▶ _Extracted records_:
^^^^^^^^^^^^^^^^
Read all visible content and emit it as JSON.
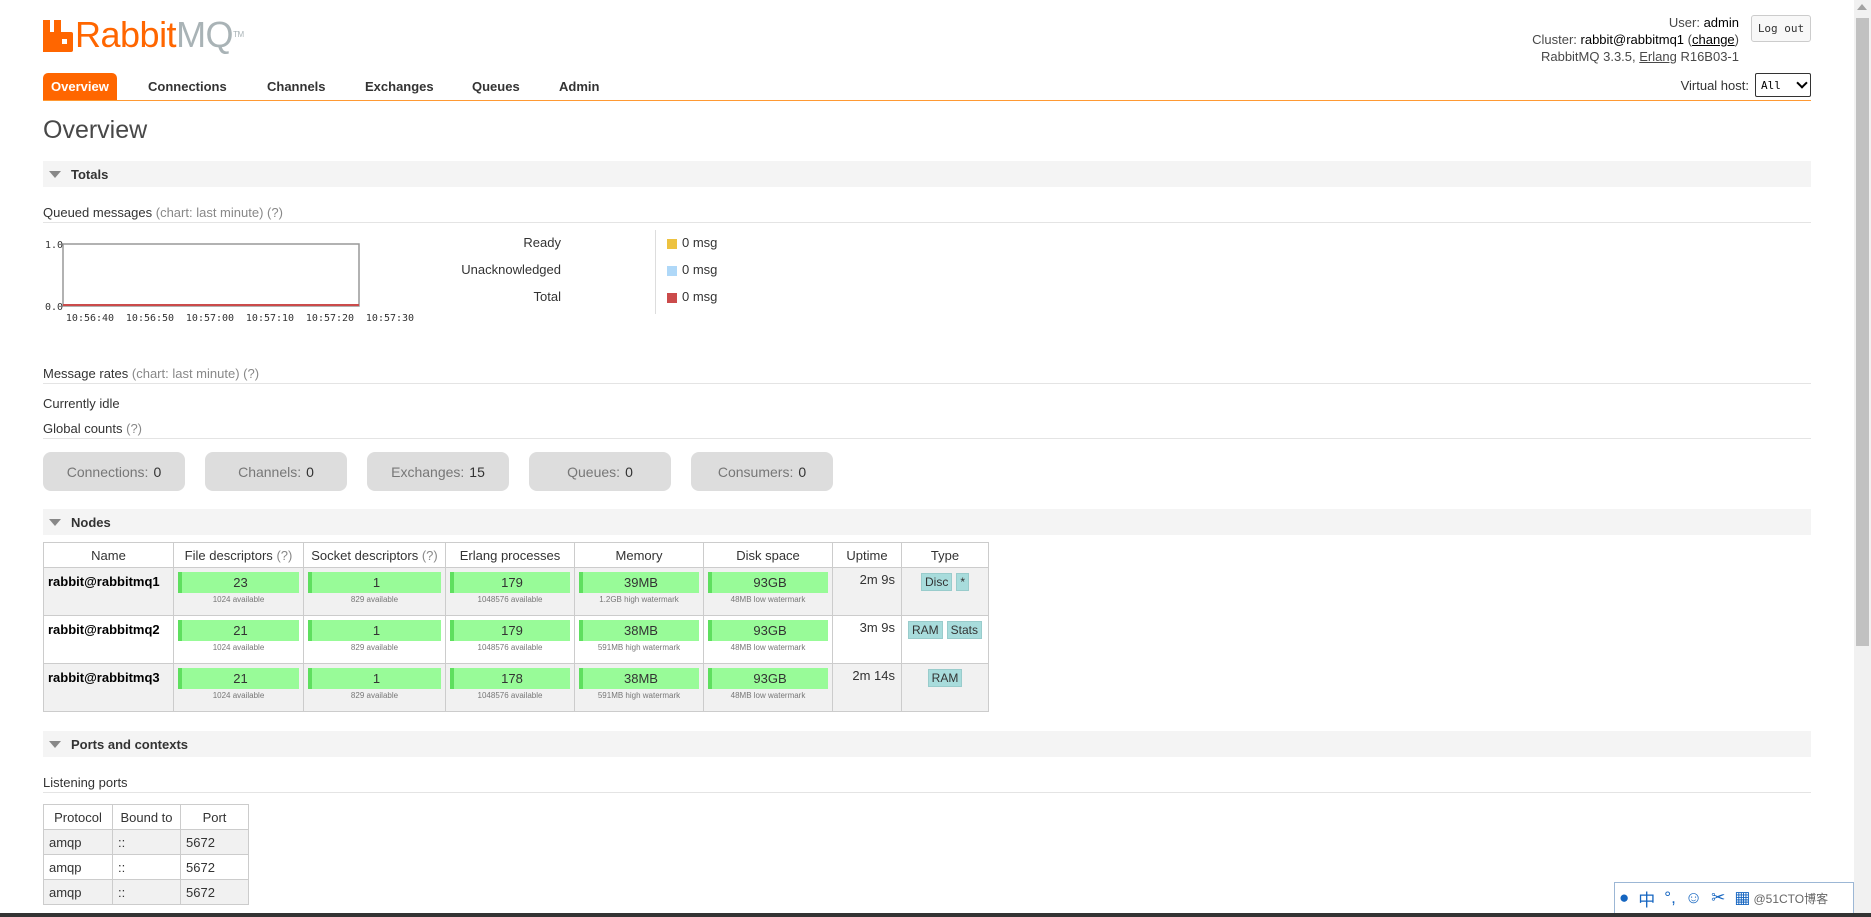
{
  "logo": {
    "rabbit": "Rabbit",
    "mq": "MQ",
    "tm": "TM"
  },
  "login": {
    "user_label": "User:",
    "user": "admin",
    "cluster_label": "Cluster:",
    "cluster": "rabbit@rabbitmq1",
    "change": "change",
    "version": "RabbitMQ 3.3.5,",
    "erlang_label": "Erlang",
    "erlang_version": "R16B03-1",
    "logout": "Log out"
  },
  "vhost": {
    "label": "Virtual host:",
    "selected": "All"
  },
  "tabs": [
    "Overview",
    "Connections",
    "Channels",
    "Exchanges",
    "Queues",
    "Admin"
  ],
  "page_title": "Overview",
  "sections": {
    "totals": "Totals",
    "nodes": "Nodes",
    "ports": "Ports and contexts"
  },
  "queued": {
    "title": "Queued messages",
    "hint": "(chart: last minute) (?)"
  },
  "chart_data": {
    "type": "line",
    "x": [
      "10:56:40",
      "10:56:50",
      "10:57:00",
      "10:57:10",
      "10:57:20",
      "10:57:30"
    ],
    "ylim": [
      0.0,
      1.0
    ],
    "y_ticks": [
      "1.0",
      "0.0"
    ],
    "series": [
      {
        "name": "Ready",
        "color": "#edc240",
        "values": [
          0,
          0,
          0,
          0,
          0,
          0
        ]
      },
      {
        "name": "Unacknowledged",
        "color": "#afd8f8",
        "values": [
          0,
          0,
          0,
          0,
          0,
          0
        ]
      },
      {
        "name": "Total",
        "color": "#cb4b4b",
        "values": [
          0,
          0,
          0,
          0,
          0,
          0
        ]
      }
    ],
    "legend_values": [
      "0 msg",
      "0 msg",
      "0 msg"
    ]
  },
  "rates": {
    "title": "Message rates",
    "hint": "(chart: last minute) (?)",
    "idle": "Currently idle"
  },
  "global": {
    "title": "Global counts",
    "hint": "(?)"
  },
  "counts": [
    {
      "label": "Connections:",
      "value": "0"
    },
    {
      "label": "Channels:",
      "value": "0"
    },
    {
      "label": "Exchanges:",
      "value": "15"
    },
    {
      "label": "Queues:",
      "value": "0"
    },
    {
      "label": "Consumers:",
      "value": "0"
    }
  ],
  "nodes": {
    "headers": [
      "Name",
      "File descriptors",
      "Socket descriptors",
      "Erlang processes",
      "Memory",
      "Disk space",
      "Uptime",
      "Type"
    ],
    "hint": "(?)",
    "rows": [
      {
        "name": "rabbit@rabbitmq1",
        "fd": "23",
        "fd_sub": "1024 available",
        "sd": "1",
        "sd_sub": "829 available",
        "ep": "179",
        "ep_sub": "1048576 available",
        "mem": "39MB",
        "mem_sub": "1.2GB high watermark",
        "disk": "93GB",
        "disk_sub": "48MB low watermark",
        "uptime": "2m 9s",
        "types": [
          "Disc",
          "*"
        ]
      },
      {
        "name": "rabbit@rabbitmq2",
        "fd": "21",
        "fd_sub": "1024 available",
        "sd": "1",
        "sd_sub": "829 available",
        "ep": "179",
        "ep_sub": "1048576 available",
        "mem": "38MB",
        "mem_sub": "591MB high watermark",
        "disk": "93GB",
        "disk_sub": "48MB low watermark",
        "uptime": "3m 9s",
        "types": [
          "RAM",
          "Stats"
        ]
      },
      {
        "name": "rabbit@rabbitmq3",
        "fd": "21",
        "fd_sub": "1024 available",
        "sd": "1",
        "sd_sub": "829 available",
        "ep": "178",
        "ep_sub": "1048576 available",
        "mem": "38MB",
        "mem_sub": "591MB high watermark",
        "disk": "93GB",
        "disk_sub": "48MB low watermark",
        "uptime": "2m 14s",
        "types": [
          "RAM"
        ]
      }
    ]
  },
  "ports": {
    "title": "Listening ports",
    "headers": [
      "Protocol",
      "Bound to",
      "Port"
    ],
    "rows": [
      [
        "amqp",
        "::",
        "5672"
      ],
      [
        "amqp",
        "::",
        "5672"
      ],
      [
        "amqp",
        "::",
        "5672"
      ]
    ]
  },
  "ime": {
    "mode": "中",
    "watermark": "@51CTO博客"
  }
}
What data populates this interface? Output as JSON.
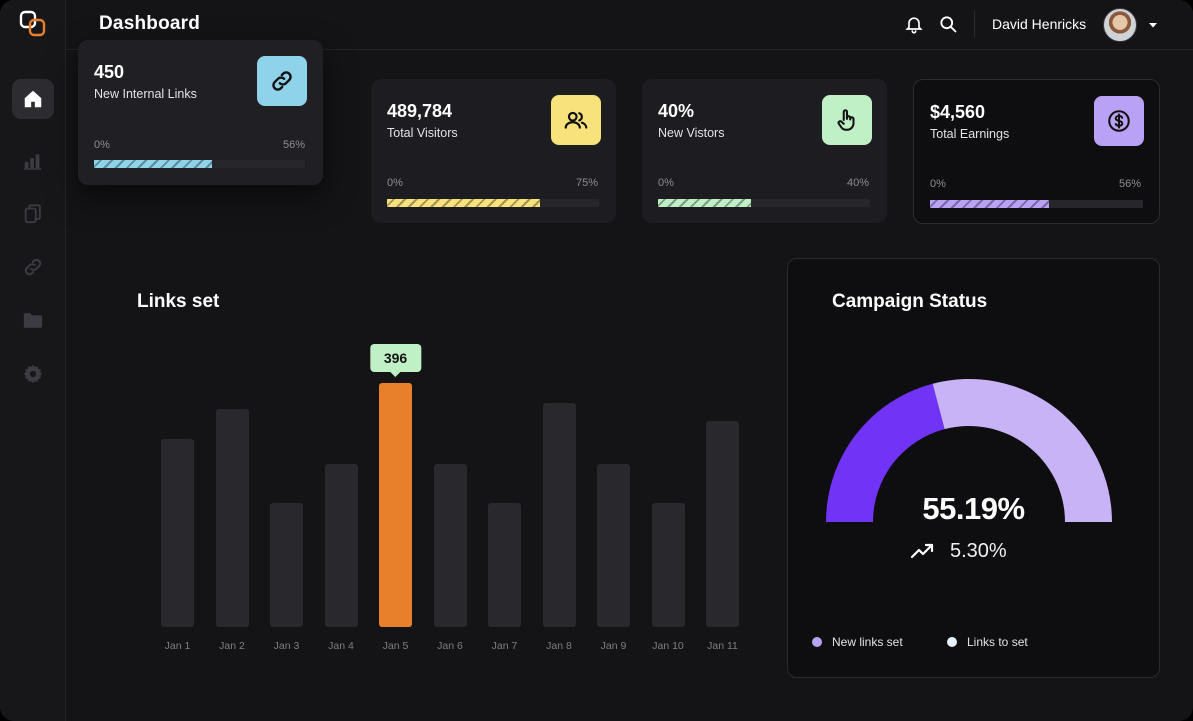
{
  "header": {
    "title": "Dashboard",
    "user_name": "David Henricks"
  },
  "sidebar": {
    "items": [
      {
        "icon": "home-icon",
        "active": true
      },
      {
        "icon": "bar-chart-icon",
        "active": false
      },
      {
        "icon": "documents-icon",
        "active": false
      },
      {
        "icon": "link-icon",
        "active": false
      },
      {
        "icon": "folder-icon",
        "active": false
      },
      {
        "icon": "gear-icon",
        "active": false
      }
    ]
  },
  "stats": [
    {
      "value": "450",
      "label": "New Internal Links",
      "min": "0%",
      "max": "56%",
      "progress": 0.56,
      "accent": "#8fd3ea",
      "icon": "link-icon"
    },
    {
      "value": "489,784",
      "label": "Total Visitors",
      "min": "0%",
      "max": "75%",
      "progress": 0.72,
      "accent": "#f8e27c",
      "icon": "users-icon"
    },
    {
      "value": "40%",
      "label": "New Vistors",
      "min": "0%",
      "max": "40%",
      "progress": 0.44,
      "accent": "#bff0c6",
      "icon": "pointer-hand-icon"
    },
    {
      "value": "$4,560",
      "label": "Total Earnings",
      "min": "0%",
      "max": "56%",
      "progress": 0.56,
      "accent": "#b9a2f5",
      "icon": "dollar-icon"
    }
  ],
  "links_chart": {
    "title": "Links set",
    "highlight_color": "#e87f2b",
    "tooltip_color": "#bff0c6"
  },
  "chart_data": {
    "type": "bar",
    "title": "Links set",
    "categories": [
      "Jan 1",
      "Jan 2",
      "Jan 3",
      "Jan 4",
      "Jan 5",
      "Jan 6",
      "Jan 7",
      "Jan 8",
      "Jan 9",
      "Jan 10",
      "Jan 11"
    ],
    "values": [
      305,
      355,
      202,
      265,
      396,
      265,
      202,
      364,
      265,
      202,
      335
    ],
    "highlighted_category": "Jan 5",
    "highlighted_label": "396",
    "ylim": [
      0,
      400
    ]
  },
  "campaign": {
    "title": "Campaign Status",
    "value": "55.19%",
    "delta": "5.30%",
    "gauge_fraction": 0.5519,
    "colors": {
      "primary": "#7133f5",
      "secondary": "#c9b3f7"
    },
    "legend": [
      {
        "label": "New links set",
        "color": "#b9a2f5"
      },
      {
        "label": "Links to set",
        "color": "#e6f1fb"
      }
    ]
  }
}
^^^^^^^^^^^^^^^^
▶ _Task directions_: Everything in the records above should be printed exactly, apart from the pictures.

▶ _Problem solution_:
Read all visible content and emit it as JSON.
{
  "logo": {
    "rabbit": "Rabbit",
    "mq": "MQ",
    "tm": "TM"
  },
  "login": {
    "user_label": "User:",
    "user": "admin",
    "cluster_label": "Cluster:",
    "cluster": "rabbit@rabbitmq1",
    "change": "change",
    "version": "RabbitMQ 3.3.5,",
    "erlang_label": "Erlang",
    "erlang_version": "R16B03-1",
    "logout": "Log out"
  },
  "vhost": {
    "label": "Virtual host:",
    "selected": "All"
  },
  "tabs": [
    "Overview",
    "Connections",
    "Channels",
    "Exchanges",
    "Queues",
    "Admin"
  ],
  "page_title": "Overview",
  "sections": {
    "totals": "Totals",
    "nodes": "Nodes",
    "ports": "Ports and contexts"
  },
  "queued": {
    "title": "Queued messages",
    "hint": "(chart: last minute) (?)"
  },
  "chart_data": {
    "type": "line",
    "x": [
      "10:56:40",
      "10:56:50",
      "10:57:00",
      "10:57:10",
      "10:57:20",
      "10:57:30"
    ],
    "ylim": [
      0.0,
      1.0
    ],
    "y_ticks": [
      "1.0",
      "0.0"
    ],
    "series": [
      {
        "name": "Ready",
        "color": "#edc240",
        "values": [
          0,
          0,
          0,
          0,
          0,
          0
        ]
      },
      {
        "name": "Unacknowledged",
        "color": "#afd8f8",
        "values": [
          0,
          0,
          0,
          0,
          0,
          0
        ]
      },
      {
        "name": "Total",
        "color": "#cb4b4b",
        "values": [
          0,
          0,
          0,
          0,
          0,
          0
        ]
      }
    ],
    "legend_values": [
      "0 msg",
      "0 msg",
      "0 msg"
    ]
  },
  "rates": {
    "title": "Message rates",
    "hint": "(chart: last minute) (?)",
    "idle": "Currently idle"
  },
  "global": {
    "title": "Global counts",
    "hint": "(?)"
  },
  "counts": [
    {
      "label": "Connections:",
      "value": "0"
    },
    {
      "label": "Channels:",
      "value": "0"
    },
    {
      "label": "Exchanges:",
      "value": "15"
    },
    {
      "label": "Queues:",
      "value": "0"
    },
    {
      "label": "Consumers:",
      "value": "0"
    }
  ],
  "nodes": {
    "headers": [
      "Name",
      "File descriptors",
      "Socket descriptors",
      "Erlang processes",
      "Memory",
      "Disk space",
      "Uptime",
      "Type"
    ],
    "hint": "(?)",
    "rows": [
      {
        "name": "rabbit@rabbitmq1",
        "fd": "23",
        "fd_sub": "1024 available",
        "sd": "1",
        "sd_sub": "829 available",
        "ep": "179",
        "ep_sub": "1048576 available",
        "mem": "39MB",
        "mem_sub": "1.2GB high watermark",
        "disk": "93GB",
        "disk_sub": "48MB low watermark",
        "uptime": "2m 9s",
        "types": [
          "Disc",
          "*"
        ]
      },
      {
        "name": "rabbit@rabbitmq2",
        "fd": "21",
        "fd_sub": "1024 available",
        "sd": "1",
        "sd_sub": "829 available",
        "ep": "179",
        "ep_sub": "1048576 available",
        "mem": "38MB",
        "mem_sub": "591MB high watermark",
        "disk": "93GB",
        "disk_sub": "48MB low watermark",
        "uptime": "3m 9s",
        "types": [
          "RAM",
          "Stats"
        ]
      },
      {
        "name": "rabbit@rabbitmq3",
        "fd": "21",
        "fd_sub": "1024 available",
        "sd": "1",
        "sd_sub": "829 available",
        "ep": "178",
        "ep_sub": "1048576 available",
        "mem": "38MB",
        "mem_sub": "591MB high watermark",
        "disk": "93GB",
        "disk_sub": "48MB low watermark",
        "uptime": "2m 14s",
        "types": [
          "RAM"
        ]
      }
    ]
  },
  "ports": {
    "title": "Listening ports",
    "headers": [
      "Protocol",
      "Bound to",
      "Port"
    ],
    "rows": [
      [
        "amqp",
        "::",
        "5672"
      ],
      [
        "amqp",
        "::",
        "5672"
      ],
      [
        "amqp",
        "::",
        "5672"
      ]
    ]
  },
  "ime": {
    "mode": "中",
    "watermark": "@51CTO博客"
  }
}
What data populates this interface? Output as JSON.
{
  "header": {
    "title": "Dashboard",
    "user_name": "David Henricks"
  },
  "sidebar": {
    "items": [
      {
        "icon": "home-icon",
        "active": true
      },
      {
        "icon": "bar-chart-icon",
        "active": false
      },
      {
        "icon": "documents-icon",
        "active": false
      },
      {
        "icon": "link-icon",
        "active": false
      },
      {
        "icon": "folder-icon",
        "active": false
      },
      {
        "icon": "gear-icon",
        "active": false
      }
    ]
  },
  "stats": [
    {
      "value": "450",
      "label": "New Internal Links",
      "min": "0%",
      "max": "56%",
      "progress": 0.56,
      "accent": "#8fd3ea",
      "icon": "link-icon"
    },
    {
      "value": "489,784",
      "label": "Total Visitors",
      "min": "0%",
      "max": "75%",
      "progress": 0.72,
      "accent": "#f8e27c",
      "icon": "users-icon"
    },
    {
      "value": "40%",
      "label": "New Vistors",
      "min": "0%",
      "max": "40%",
      "progress": 0.44,
      "accent": "#bff0c6",
      "icon": "pointer-hand-icon"
    },
    {
      "value": "$4,560",
      "label": "Total Earnings",
      "min": "0%",
      "max": "56%",
      "progress": 0.56,
      "accent": "#b9a2f5",
      "icon": "dollar-icon"
    }
  ],
  "links_chart": {
    "title": "Links set",
    "highlight_color": "#e87f2b",
    "tooltip_color": "#bff0c6"
  },
  "chart_data": {
    "type": "bar",
    "title": "Links set",
    "categories": [
      "Jan 1",
      "Jan 2",
      "Jan 3",
      "Jan 4",
      "Jan 5",
      "Jan 6",
      "Jan 7",
      "Jan 8",
      "Jan 9",
      "Jan 10",
      "Jan 11"
    ],
    "values": [
      305,
      355,
      202,
      265,
      396,
      265,
      202,
      364,
      265,
      202,
      335
    ],
    "highlighted_category": "Jan 5",
    "highlighted_label": "396",
    "ylim": [
      0,
      400
    ]
  },
  "campaign": {
    "title": "Campaign Status",
    "value": "55.19%",
    "delta": "5.30%",
    "gauge_fraction": 0.5519,
    "colors": {
      "primary": "#7133f5",
      "secondary": "#c9b3f7"
    },
    "legend": [
      {
        "label": "New links set",
        "color": "#b9a2f5"
      },
      {
        "label": "Links to set",
        "color": "#e6f1fb"
      }
    ]
  }
}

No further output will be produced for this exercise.